House passes massive tax cut for corporations, the wealthy, foreign investors, and Donald Trump

False populism wins.

The Capitol is seen in Washington, Monday, Dec. 18, 2017, as Congress returns to face action on the GOP tax bill and funding the government before the end of the week. (AP Photo/J. Scott Applewhite)
The Capitol is seen in Washington, Monday, Dec. 18, 2017, as Congress returns to face action on the GOP tax bill and funding the government before the end of the week. (AP Photo/J. Scott Applewhite)

UPDATE (4:41 PM):

The House of Representatives will have to vote again on the Tax Cuts and Jobs Act Wednesday morning, per the parliamentarian.

In a statement released by House Majority Leader Mitch McConnell (R-KY), there were three issues found by the Senate Parliamentarian that violate the Byrd Rule and will have to be removed before the Senate vote later Tuesday night.


The House of Representatives voted 227 to 203 on Tuesday to pass the final version of the GOP Tax Cut and Jobs Act.

Lawmakers had just four days to read through the 503-page bill after it was released on Friday. Just hours before the House was set to vote, even top Republicans on the tax writing committee couldn’t speak to the basic details of the bill.

The final bill is expected to be a deficit-buster, costing roughly $1.46 trillion dollars according to the nonpartisan Joint Committee on Taxation. That deficit could be much higher if Congress  fails to extend the individual tax cuts, which are set to expire after 2025. Corporations, however, will get a permanent tax cut which cost $1 trillion dollars alone, according to the nonpartisan Joint Committee on Taxation. 

America’s health care system will also take a devastating blow thanks to the bill. The individual mandate, a provision of the Affordable Care Act that required individuals be covered by heath insurance or face a tax, is repealed in the bill. The Congressional Budget Office estimates this will result in 13 million more uninsured Americans. Cuts to Medicare and Social Security be soon on the horizon as well.

Middle-class Americans, who Trump and his administration have repeatedly stated will stand to benefit the most from the GOP tax plan, will likely see a tax hike or little-to-no difference in their taxes.

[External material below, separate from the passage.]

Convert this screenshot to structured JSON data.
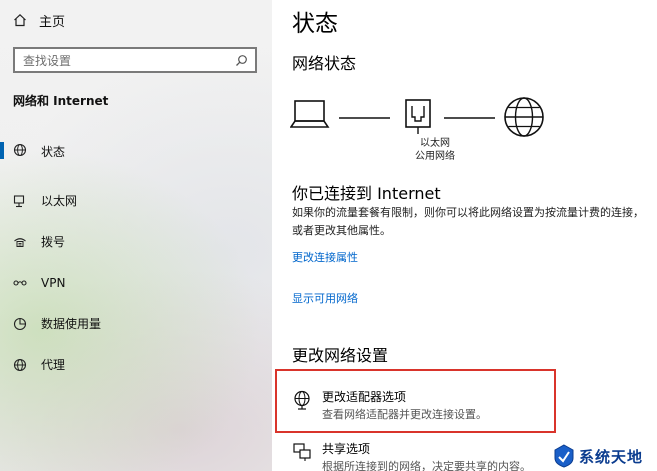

Analysis of the final tax bill from the nonpartisan Tax Policy Center found that taxpayers in the bottom quintile (making less than $25,000 a year) would get an average tax cut of roughly $60. Taxpayers in the middle income quintile (those with income between about $49,000 and $86,000) would receive an average tax cut of about $900. Meanwhile, taxpayers making more than $733,000 annually would receive an average cut of $51,000.

Meanwhile, Trump and his wealthy real estate and hedge fund associates are poised to reap the biggest benefits.

Trump told a crowd at a September event in Indiana that the tax plan is “not good for him,” but it is very, very good for him. Trump and his family could save more than $1.1 billion dollars under the plan, but because he hasn’t released his taxes, there’s no way of knowing the exact extent to which his tax plan benefits Trump.

The American public has caught on to this scam. A recent CNN poll from Tuesday found only 33 percent of Americans say they favor the GOP tax bill, while 55 percent oppose it, making this legislation the most unpopular bill in 30 years. 

In spite of this, the Senate is expected to vote on the final bill Tuesday evening.